- CM Punk on August 7, 2009 on Friday Night Smackdown
"I feel a little bit let down; a little bit betrayed by all the Jericholics and I'm going to tell you why. Over the last little while you people haven't been showing me the respect I deserve. You haven't been cheering as loudly as you should! You're forgetting that you're Jericholics!"
- Chris Jericho on November 23, 1998 on WCW Monday Nitro
"Hogan, I've been in more steel cage matches than Brigham Young had wives!"
- Rowdy Roddy Piper on WCW Nitro in Salt Lake City in 1998
Okay, so one of those doesn't apply here.
Even the way Bronco talks after losses is similar to a heel wrestler. Insisting on being only 1 play away, or not changing anything about the decisions of the game (so you wanted to lose?), or brushing off major blowout losses by saying that he's more optimistic about the team.
The reason heel wrestlers act the way they do is because they are trying to get the crowd to respond negatively. It is part of the show. Unfortunately, I don't think Bronco is purposeful in being off-putting to fans. He certainly is defensive when they show interest in his job that they pay for. His battle to hide his contempt at Cougar Club Q&As has become legendary. It seems as if the fans are the part of Bronco's job that he hates even more than recruiting.
"I think it's degrading as a coach to try to convince an 18-year-old young man why he should come to your place."
- Bronco Mendenhall
Its no small wonder fans talk about Geoff Martzen like deity.
The law of reciprocity dictates that as Bronco embraces the fans, the fans will embrace Bronco. Fans want to be in. Most fans have more brand identification with Brigham Young University than perhaps any other brand in their life. That's why ESPN pays for BYU Football. That's why fans say "we" instead of "they." What BYU football does on the field is a small part of the identity of fans. Why else do fans walk around with pride after a big win?
Despite this, the fans are rebuffed by the head coach. Bronco's lucky that the fans are just as loyal to their BYU Cougars as he is to those closest to him.

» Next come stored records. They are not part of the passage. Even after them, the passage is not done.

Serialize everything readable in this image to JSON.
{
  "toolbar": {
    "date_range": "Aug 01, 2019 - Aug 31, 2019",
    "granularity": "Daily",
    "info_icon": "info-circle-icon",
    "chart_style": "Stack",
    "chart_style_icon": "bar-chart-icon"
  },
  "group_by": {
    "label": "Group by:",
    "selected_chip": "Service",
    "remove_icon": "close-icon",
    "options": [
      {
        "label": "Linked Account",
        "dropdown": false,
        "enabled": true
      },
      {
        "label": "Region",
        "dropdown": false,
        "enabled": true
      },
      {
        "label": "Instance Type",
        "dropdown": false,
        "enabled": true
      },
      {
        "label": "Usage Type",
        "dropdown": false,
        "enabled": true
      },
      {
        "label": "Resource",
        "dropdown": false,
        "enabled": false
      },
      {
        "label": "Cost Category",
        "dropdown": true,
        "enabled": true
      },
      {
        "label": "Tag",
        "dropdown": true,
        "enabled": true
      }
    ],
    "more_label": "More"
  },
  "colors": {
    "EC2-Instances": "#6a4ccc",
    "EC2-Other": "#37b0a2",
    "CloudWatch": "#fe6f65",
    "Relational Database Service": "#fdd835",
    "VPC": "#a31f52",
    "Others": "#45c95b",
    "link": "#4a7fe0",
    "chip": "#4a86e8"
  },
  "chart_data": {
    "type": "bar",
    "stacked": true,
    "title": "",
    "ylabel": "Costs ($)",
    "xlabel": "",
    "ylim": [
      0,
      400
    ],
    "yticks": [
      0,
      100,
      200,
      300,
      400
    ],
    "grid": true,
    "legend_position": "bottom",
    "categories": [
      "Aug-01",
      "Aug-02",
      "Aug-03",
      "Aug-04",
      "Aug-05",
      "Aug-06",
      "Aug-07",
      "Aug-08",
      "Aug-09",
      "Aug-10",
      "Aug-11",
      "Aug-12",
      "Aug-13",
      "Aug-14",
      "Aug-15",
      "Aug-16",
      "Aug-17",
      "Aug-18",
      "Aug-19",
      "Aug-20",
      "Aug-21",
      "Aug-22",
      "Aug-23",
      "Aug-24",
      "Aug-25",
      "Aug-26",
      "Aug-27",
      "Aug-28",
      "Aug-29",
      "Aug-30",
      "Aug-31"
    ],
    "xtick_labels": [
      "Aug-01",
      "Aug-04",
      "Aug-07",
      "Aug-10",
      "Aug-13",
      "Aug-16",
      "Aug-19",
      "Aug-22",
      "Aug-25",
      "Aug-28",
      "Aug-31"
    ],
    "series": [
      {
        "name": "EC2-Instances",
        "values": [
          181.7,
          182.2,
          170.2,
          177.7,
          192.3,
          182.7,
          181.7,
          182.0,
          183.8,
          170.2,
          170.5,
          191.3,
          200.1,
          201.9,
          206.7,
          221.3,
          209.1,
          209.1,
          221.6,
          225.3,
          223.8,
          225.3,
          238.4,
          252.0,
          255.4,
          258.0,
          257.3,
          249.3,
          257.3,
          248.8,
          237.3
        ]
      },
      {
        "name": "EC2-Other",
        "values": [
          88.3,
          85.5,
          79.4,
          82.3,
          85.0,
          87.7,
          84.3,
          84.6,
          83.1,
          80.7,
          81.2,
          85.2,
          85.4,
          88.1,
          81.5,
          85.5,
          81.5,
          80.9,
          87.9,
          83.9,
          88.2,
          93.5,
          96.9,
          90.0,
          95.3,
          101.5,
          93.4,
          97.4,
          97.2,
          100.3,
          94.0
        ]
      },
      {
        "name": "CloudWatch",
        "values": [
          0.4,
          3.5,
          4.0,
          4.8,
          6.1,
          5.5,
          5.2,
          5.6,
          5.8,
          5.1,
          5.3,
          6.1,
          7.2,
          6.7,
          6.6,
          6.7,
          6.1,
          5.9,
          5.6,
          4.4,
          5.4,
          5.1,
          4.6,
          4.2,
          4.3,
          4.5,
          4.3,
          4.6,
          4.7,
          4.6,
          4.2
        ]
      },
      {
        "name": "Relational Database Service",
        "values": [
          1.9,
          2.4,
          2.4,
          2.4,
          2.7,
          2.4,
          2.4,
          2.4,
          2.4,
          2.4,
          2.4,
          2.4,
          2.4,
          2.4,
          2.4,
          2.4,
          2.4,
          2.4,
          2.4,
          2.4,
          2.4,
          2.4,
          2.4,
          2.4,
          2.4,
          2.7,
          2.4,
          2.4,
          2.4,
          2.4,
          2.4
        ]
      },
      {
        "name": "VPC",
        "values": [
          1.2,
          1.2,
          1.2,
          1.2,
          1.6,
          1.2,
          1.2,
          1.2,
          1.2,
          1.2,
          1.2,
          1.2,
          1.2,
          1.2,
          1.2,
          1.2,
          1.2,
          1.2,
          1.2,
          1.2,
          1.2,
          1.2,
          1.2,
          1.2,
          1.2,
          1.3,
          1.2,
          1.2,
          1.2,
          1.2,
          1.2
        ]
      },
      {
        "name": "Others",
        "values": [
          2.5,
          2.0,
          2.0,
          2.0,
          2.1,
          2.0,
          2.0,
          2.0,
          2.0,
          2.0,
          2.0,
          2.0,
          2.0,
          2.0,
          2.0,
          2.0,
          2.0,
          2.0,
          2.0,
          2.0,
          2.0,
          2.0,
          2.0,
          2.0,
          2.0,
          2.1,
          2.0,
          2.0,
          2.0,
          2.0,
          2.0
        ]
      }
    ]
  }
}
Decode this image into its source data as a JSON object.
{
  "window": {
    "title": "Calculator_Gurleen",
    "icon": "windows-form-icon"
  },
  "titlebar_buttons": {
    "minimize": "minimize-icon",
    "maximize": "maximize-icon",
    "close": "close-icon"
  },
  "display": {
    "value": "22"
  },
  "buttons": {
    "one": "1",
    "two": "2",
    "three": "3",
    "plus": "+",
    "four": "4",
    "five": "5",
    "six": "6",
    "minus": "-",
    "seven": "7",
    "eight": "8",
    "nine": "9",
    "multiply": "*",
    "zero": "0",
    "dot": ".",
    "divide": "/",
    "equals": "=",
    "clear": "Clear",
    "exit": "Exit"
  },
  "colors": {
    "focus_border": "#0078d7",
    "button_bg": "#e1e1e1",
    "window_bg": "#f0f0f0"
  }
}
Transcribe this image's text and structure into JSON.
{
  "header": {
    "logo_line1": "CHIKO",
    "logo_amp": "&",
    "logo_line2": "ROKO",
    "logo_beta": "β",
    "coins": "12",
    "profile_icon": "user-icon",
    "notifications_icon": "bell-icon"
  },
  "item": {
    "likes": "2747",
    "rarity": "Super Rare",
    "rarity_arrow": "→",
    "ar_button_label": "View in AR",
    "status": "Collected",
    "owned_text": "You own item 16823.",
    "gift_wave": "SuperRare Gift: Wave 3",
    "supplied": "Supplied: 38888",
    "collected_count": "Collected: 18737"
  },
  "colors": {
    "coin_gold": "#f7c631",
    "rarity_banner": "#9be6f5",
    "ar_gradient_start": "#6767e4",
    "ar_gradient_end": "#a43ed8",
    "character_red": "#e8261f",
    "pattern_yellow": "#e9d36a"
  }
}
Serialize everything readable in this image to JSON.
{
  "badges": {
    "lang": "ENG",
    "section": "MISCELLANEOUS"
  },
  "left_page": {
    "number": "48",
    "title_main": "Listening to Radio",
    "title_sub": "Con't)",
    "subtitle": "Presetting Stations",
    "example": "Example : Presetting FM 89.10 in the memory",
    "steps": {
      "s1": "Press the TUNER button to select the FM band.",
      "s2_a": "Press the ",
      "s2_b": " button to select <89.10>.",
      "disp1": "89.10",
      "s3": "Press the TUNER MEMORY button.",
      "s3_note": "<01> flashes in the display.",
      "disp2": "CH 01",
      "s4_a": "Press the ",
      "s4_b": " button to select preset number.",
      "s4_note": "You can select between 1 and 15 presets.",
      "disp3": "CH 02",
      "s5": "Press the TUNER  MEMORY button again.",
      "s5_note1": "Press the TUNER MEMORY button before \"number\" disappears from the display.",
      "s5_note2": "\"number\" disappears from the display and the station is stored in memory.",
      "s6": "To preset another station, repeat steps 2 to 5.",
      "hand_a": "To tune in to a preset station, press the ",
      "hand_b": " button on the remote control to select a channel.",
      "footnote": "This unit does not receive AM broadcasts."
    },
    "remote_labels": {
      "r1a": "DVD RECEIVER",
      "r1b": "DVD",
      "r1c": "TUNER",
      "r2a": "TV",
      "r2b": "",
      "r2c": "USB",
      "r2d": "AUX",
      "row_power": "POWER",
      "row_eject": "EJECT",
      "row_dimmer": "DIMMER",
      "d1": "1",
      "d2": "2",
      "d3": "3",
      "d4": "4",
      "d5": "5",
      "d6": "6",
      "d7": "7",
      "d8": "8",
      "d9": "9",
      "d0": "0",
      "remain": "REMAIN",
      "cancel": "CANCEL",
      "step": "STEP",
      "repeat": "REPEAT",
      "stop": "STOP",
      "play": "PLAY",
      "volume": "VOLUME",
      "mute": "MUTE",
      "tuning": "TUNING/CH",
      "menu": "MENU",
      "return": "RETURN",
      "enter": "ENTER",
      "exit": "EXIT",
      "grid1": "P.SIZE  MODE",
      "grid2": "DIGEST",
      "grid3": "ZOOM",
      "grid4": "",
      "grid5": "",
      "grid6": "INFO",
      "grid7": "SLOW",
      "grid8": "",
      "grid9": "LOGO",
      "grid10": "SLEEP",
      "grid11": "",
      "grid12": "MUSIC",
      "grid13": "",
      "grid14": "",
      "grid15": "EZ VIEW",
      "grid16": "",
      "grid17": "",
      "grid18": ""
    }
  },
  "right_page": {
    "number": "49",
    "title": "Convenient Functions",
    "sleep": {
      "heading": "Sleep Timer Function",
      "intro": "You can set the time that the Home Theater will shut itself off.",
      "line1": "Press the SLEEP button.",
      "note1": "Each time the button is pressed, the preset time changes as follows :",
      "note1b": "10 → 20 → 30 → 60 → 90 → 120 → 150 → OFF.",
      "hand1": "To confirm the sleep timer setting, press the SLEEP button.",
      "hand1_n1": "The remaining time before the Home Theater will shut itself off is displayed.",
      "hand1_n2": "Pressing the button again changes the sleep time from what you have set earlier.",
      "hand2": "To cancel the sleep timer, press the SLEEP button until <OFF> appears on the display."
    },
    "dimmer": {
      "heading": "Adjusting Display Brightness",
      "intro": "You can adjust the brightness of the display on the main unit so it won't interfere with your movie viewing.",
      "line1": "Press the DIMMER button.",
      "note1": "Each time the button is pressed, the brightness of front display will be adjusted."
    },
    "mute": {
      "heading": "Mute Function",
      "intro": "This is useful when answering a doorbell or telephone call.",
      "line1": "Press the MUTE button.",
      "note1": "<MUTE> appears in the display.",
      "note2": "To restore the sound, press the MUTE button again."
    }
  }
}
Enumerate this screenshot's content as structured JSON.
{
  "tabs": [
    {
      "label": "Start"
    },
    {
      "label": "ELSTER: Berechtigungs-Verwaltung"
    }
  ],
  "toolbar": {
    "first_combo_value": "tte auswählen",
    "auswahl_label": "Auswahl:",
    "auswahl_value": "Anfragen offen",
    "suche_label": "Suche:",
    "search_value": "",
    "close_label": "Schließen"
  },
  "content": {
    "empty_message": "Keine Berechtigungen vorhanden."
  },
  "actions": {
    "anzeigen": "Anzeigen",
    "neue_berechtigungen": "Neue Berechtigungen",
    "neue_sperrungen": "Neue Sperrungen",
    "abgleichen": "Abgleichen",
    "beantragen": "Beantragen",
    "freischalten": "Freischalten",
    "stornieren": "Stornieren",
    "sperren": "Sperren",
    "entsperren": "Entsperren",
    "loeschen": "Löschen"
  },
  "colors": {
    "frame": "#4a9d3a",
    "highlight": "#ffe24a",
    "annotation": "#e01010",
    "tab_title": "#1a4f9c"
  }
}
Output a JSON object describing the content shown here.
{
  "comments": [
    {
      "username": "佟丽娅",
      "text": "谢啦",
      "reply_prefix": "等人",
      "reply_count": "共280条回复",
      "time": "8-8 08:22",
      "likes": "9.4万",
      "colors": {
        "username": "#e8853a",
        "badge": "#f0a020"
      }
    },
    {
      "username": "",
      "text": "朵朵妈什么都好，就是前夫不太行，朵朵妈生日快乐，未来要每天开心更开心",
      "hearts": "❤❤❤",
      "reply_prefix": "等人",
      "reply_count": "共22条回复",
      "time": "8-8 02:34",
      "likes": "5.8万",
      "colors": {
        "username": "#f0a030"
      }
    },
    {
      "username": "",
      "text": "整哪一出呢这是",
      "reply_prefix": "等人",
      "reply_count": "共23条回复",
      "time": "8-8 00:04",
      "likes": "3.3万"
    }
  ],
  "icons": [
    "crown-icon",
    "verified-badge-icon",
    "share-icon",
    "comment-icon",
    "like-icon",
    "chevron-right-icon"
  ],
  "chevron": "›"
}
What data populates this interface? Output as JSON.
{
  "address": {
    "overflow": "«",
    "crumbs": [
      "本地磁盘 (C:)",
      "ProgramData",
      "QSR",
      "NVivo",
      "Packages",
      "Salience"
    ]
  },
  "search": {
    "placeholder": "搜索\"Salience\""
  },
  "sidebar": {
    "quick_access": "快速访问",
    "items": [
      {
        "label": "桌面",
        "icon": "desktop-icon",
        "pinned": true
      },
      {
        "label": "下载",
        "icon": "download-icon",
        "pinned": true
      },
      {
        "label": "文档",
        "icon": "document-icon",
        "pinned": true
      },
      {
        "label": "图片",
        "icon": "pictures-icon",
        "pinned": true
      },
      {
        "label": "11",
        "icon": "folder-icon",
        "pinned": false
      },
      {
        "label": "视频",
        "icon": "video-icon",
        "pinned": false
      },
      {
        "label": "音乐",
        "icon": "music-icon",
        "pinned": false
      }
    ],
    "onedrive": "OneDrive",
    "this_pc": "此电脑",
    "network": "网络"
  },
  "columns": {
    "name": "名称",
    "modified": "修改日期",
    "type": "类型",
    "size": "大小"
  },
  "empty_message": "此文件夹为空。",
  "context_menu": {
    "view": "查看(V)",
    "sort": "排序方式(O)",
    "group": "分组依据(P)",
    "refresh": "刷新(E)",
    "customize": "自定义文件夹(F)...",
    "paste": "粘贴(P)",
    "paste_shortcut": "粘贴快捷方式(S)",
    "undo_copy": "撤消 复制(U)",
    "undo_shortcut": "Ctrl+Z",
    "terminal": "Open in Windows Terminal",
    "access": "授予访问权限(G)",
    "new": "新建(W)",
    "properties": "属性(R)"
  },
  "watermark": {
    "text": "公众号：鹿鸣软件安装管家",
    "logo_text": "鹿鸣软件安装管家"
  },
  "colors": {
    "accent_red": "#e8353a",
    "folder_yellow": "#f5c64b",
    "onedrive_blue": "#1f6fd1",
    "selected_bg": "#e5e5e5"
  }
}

After nearly a decade of learning the idiosyncrasies of one another, both fans and Bronco Mendenhall alike have arrived at the same place. Tolerance.
And for fans, that's disappointing.